A line belongs in the answer if it contains "events"; copy every such line from the entries below.

→ Dataset rows describing interfaces
_ _ _ _ _
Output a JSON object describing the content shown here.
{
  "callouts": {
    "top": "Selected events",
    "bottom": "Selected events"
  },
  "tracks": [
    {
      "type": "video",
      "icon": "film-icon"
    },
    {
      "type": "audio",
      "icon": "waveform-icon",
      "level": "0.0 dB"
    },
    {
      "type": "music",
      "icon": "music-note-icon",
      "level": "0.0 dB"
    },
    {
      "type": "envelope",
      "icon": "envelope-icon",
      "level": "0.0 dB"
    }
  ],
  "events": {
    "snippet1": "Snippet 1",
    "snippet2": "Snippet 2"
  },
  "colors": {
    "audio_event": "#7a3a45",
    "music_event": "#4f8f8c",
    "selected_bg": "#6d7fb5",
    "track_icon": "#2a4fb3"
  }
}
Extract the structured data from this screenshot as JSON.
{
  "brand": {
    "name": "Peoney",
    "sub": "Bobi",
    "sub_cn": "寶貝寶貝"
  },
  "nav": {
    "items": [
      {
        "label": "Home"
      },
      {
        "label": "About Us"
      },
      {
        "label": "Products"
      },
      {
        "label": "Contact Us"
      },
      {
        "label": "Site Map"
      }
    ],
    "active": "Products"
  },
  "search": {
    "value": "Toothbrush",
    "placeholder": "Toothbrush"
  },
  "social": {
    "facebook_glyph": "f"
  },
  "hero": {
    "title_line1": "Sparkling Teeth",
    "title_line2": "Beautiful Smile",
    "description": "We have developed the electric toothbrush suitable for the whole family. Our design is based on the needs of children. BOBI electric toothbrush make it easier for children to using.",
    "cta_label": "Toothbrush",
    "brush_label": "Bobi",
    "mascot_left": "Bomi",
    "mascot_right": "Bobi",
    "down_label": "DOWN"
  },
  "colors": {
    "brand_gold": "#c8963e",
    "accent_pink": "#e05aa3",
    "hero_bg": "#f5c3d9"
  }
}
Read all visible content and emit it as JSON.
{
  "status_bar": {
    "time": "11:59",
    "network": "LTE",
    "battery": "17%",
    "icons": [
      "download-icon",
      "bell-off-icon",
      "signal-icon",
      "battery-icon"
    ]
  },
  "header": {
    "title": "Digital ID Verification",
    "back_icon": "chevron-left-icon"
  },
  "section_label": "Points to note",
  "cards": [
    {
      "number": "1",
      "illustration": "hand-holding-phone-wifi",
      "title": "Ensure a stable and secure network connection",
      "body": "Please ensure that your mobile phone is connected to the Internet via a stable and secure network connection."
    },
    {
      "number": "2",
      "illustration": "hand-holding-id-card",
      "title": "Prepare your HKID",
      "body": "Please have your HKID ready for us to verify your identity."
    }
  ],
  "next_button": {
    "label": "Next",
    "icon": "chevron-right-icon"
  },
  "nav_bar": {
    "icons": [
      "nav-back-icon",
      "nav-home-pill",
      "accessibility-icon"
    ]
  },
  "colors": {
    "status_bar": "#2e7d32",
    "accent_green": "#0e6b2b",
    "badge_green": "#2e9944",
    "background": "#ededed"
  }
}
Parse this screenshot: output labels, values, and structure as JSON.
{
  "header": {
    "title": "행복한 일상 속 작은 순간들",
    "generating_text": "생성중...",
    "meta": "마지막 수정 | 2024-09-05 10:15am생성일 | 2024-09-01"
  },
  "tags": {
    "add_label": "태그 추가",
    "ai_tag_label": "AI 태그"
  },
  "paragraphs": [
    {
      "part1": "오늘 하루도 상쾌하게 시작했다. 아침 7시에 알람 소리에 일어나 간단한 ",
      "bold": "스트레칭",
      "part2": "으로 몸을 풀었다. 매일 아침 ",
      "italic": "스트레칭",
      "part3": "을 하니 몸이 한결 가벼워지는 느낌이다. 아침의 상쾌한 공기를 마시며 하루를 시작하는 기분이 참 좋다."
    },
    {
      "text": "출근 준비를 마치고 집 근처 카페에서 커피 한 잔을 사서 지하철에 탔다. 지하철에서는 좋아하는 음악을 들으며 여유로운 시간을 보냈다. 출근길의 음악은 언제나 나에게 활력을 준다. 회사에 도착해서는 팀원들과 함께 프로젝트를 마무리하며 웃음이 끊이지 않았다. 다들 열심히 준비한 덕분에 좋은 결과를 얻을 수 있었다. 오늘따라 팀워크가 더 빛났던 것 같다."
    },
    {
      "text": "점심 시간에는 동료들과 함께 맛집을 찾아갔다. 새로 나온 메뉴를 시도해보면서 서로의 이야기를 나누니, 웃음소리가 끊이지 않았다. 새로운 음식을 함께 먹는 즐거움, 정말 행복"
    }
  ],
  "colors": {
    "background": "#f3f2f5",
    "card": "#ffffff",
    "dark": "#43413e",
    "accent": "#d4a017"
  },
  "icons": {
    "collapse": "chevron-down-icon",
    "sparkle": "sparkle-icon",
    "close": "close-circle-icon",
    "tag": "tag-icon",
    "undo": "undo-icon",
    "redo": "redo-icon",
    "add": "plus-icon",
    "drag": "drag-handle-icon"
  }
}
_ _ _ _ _
→ Problem solution
    "top": "Selected events",
    "bottom": "Selected events"
  "events": {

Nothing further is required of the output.